The Vineyard in June

Winderdoon vineyard in June at the Winter solstice.

The vines have closed down and pruning has commenced in the row on the far right. You need to prune your vines back to a considered number of buds. Using the Scott Henry Trellis which assists in the control of a vigorous canopy, I prune my vines to 28 buds.

June is a month of labour in your vineyard to prune your vines and prepare the new buds for growth in the Spring.

Visit my comprehensive pruning notes here.

You should remove all prunings from the vineyard and either mulch them and spread the mulch over the base of the plants or burn them and spread the potash over the base of your vines as nutrient.

The bed in which your vines are planted will benefit from mulch to supress weeds in the growing period.

I work in a commercial vineyard in the same region and this year, the owner has mulched the prunings of vines together with a layer of poppy mulch to supress weed growth in the growing season.

As long as you con't dig the mulch in it should break down naturally over a year or 2. Digging the mulch into the soil will rob the soil of nitrogen needed to grow your vines.

Once your pruning is done and the vines securely tied down you can move on to other tasks in you garden knowing that the

new season will produce growth from the work you have done in the past. Such is the cycle of the vineyard.

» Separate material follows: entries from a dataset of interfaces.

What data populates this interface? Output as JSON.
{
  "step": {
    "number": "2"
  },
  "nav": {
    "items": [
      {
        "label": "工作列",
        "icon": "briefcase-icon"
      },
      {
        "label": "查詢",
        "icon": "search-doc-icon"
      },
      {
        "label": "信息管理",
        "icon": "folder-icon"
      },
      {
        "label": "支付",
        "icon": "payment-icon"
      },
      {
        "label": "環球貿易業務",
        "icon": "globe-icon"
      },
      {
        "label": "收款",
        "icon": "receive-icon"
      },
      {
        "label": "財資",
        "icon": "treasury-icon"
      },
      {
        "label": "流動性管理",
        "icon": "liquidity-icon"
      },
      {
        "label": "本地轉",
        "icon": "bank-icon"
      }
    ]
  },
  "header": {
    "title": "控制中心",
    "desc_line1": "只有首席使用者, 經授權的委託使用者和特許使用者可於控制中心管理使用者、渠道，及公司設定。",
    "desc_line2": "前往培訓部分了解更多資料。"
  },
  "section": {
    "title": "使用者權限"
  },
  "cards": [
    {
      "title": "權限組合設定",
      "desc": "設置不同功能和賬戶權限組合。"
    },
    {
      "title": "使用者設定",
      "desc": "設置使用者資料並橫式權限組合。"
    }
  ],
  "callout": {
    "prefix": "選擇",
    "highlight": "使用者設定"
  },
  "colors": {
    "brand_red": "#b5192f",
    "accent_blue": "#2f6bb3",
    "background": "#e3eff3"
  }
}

I find this labour of love most satisfying at this time of the year. The wine is in bed for the winter and the vines are asleep and ready for their new season.

In The Cellar

I have had my new season 's wine on oak chips for the last 3 weeks. As soon as I can taste a hint of oak in the wine, I remove the chips and rack the wine.

The new racking can be put to bed until October when filtering or fining can take place before bottling.











This page was last updated on 22/06/2010